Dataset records
----

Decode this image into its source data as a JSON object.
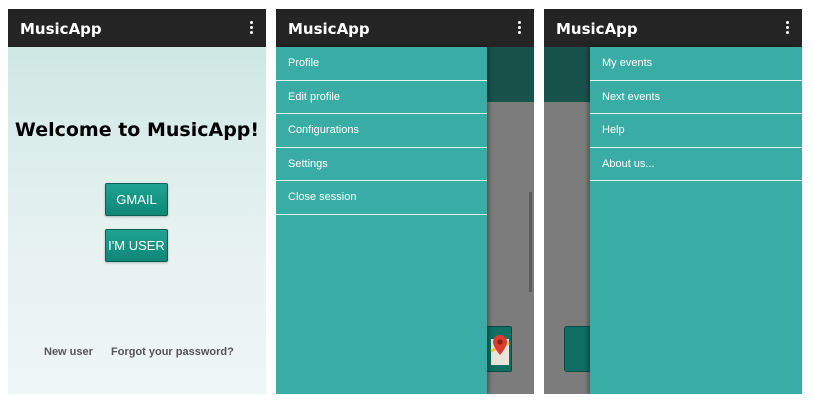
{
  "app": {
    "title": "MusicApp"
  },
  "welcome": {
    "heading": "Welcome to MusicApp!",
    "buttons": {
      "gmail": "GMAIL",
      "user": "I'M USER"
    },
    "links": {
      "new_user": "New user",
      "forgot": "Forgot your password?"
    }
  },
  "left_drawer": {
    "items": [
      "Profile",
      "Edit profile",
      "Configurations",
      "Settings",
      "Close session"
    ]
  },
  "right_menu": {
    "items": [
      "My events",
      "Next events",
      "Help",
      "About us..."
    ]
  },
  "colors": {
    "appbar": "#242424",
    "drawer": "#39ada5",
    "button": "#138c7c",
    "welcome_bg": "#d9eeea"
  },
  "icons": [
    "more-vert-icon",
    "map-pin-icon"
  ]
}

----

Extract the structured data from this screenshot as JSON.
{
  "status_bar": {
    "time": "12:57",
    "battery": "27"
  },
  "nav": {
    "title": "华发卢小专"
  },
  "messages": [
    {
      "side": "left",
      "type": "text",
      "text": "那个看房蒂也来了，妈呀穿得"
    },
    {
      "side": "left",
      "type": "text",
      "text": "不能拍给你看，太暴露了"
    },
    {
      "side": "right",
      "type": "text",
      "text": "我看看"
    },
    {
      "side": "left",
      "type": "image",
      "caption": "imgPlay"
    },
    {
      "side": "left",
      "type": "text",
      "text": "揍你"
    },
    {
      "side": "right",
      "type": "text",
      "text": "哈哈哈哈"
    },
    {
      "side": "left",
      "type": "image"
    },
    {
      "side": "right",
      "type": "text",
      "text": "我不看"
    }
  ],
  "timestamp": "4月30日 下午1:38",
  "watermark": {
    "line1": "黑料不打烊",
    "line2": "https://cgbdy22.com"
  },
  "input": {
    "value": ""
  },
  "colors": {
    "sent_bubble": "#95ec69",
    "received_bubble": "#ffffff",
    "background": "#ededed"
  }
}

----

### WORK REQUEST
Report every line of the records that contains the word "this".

### REPLY TO THE EXERCISE
Decode this image into its source data as a JSON object.
Extract the structured data from this screenshot as JSON.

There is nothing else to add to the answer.